Coincidence or crafty staging: Senators witness woman climb 18-foot fence

By Alan Bean

The Gang of Eight senators took a photo-op tour of the border fence in Arizona yesterday and, what-d’ya-know, they witnessed a desperate young woman successfully scale an eighteen-foot border fence.  We have just their word for it since no media people were allowed to accompany the tour and hence we have no video or pictures.  I’m not questioning the legitimacy of the report; I’m sure the senators saw what they say they saw.  But how convenient that a young woman made her move at precisely the moment the senators made their appearance?

Coincidence, or crafty staging?   (more…)

A changed life gets a second chance

Nazry and Hope Mustakim

By Alan Bean

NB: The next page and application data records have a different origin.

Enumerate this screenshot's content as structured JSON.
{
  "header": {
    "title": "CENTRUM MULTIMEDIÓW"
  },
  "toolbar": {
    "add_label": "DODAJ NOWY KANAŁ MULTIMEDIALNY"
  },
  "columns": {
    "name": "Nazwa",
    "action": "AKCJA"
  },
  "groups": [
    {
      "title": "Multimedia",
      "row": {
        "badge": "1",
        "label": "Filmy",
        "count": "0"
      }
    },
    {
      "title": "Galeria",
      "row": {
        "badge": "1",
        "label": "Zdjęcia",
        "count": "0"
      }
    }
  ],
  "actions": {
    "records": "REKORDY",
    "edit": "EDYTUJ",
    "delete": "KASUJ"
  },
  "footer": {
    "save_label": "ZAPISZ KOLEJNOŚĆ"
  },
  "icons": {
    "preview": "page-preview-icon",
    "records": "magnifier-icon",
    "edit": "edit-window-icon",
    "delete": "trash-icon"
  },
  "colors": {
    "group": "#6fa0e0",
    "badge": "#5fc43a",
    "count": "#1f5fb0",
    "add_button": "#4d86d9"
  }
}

Hope and Nazry Mustakim will be speaking at the kickoff event for our Common Peace Community on Saturday.  If you live in the DFW area, we invite you to join us at 12 noon in Room 302 at Broadway Baptist Church in Fort Worth.  Hope didn’t have to worry about the Department of Homeland Security until she married a man from Singapore.  That simple decision opened a door to a strange and frightening world.

Armed immigration agents woke Nazry Mustakim and his wife, Hope, as dawn broke on March 30, 2011, banging on the door of their North Waco home. Even as they handcuffed 32-year-old Naz, as friends and family know him, agents promised the arrest was merely administrative. He’d be released within hours, they said. “His case had just been flagged for some reason,” Hope said. “I was told he’d be out in no time.” Naz texted his call-center boss, saying he’d be late for work.

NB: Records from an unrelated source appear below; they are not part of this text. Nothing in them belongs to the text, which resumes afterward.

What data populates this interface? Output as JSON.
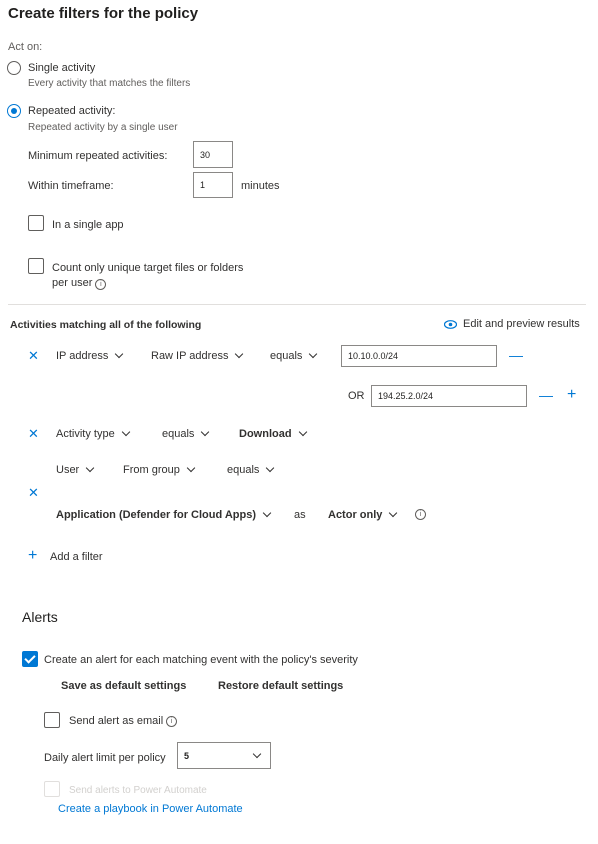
{
  "page_title": "Create filters for the policy",
  "act_on": {
    "label": "Act on:",
    "single": {
      "label": "Single activity",
      "description": "Every activity that matches the filters",
      "selected": false
    },
    "repeated": {
      "label": "Repeated activity:",
      "description": "Repeated activity by a single user",
      "selected": true
    },
    "min_label": "Minimum repeated activities:",
    "min_value": "30",
    "timeframe_label": "Within timeframe:",
    "timeframe_value": "1",
    "timeframe_unit": "minutes",
    "single_app": "In a single app",
    "unique_line1": "Count only unique target files or folders",
    "unique_line2": "per user"
  },
  "activities": {
    "header": "Activities matching all of the following",
    "edit_preview": "Edit and preview results",
    "filter1": {
      "field": "IP address",
      "subfield": "Raw IP address",
      "operator": "equals",
      "value": "10.10.0.0/24",
      "or_label": "OR",
      "value2": "194.25.2.0/24"
    },
    "filter2": {
      "field": "Activity type",
      "operator": "equals",
      "value": "Download"
    },
    "filter3": {
      "field": "User",
      "subfield": "From group",
      "operator": "equals",
      "app_field": "Application (Defender for Cloud Apps)",
      "as_label": "as",
      "actor": "Actor only"
    },
    "add_filter": "Add a filter"
  },
  "alerts": {
    "title": "Alerts",
    "create_alert": "Create an alert for each matching event with the policy's severity",
    "save_default": "Save as default settings",
    "restore_default": "Restore default settings",
    "send_email": "Send alert as email",
    "daily_limit_label": "Daily alert limit per policy",
    "daily_limit_value": "5",
    "send_power_automate": "Send alerts to Power Automate",
    "create_playbook": "Create a playbook in Power Automate"
  },
  "colors": {
    "accent": "#0078d4",
    "text": "#323130",
    "muted": "#605e5c",
    "border": "#8a8886"
  }
}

Days later, however, U.S. Immigration and Customs officials told Hope that Naz would be deported to Singapore and he was sent to the ICE detention center in Pearsall, south of San Antonio, to wait. (more…)

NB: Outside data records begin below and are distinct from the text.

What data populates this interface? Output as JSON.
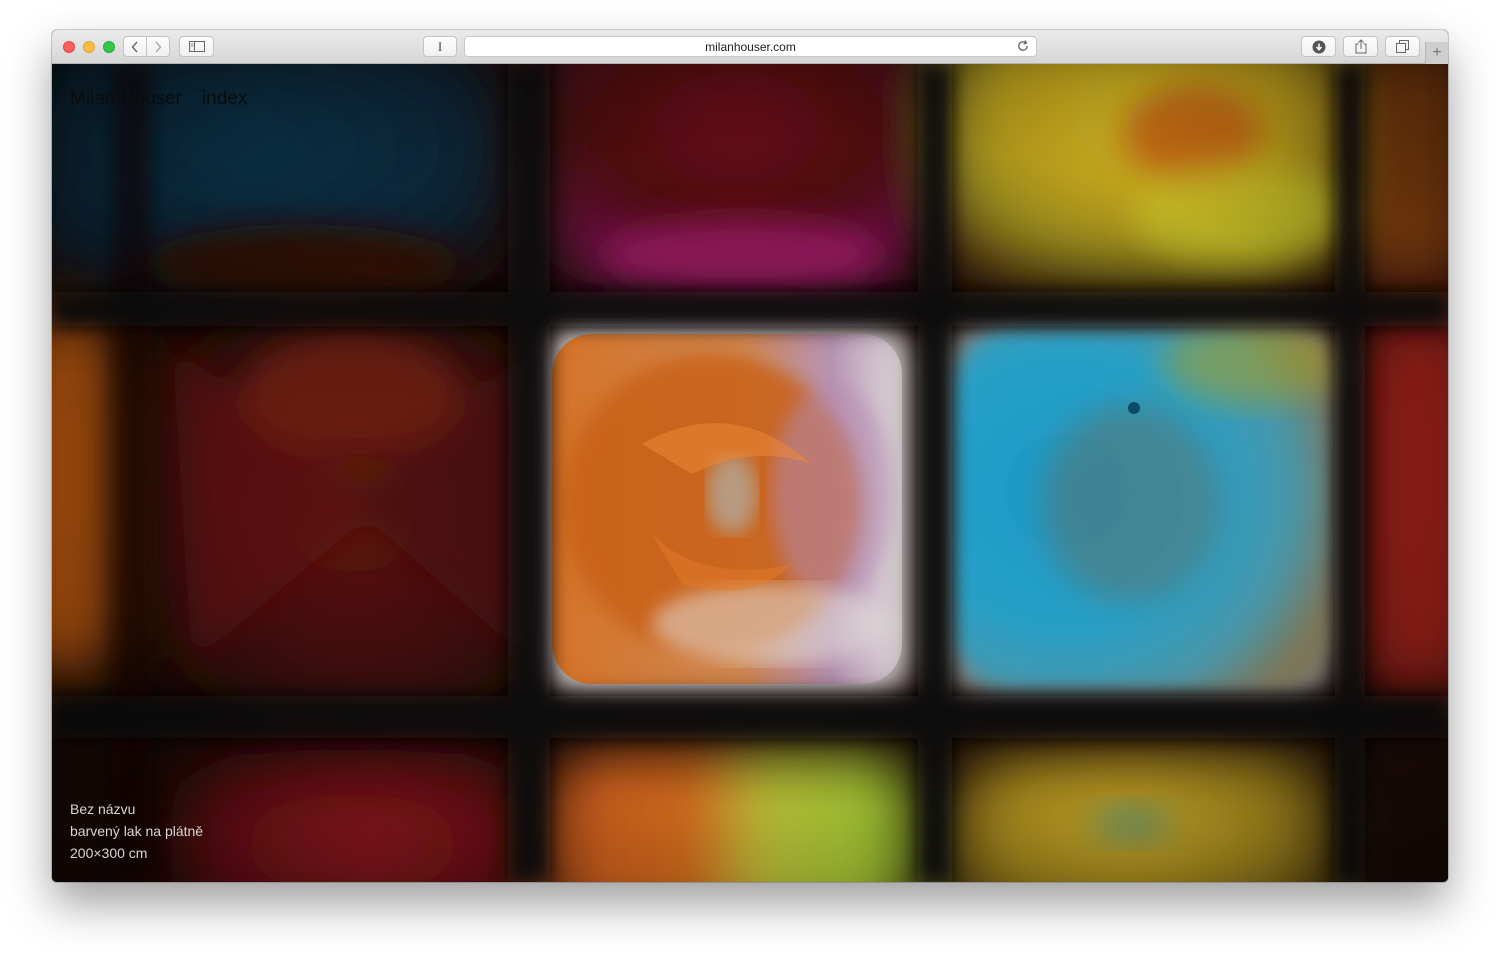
{
  "browser": {
    "url": "milanhouser.com",
    "reader_label": "I",
    "new_tab_label": "+",
    "icons": {
      "back": "chevron-left-icon",
      "forward": "chevron-right-icon",
      "sidebar": "sidebar-icon",
      "reload": "reload-icon",
      "downloads": "download-icon",
      "share": "share-icon",
      "tabs": "tabs-icon"
    }
  },
  "site": {
    "name": "Milan Houser",
    "nav_index": "index"
  },
  "artwork": {
    "title": "Bez názvu",
    "medium": "barvený lak na plátně",
    "dimensions": "200×300 cm"
  },
  "colors": {
    "traffic_red": "#fc605b",
    "traffic_yellow": "#fdbc40",
    "traffic_green": "#34c84a",
    "caption_text": "#d9d5d0",
    "nav_text": "#0b0b0b"
  }
}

Liptak: When Death Row Lawyers Stumble, Clients Take the Fall

Why, Adam Liptak asks, is it morally permissible to blame clients for their lawyers’ mistakes?  In the case in point, a death row inmate was represented by a drug-addicted attorney who eventually committed suicide.  Not surprisingly, legal motions were improperly filed and, precisely for this reason, a court refused to hear the defendants case.  Here’s Liptak’s discussion of the primary issue:

. . . why is it morally permissible to blame clients for their lawyers’ mistakes?

The legal system generally answers by saying that lawyers are their clients’ agents. The answer makes perfect sense when you are talking about sophisticated clients who choose their lawyers, supervise their work and fire them if they turn out to be incompetent or worse.

But the theory turns problematic . . . when the clients are on death row, have no role in the selection of their lawyers and have no real control over them.

As a legal layperson, I have never understood why defendants should suffer for the sins of their attorneys.  But they do.  All the time.  AGB

When Death Row Lawyers Stumble, Clients Take the Fall

By 

Published: January 7, 2013

WASHINGTON — Twice in recent years, the Supreme Court rebuked the federal appeals court in Atlanta for its rigid attitude toward filing deadlines in capital cases. The appeals court does not seem to be listening.

A few days after Christmas, a divided three-judge panel of the court ruled that Ronald B. Smith, a death row inmate in Alabama, could not pursue a challenge to his conviction and sentence because he had not “properly filed” a document by a certain deadline.

As it happens, there is no dispute that the document was filed on time. But it was not “properly filed,” the majority said, because Mr. Smith’s lawyer did not at the same time pay the $154 filing fee or file a motion to establish something also not in dispute — that his client was indigent. (more…)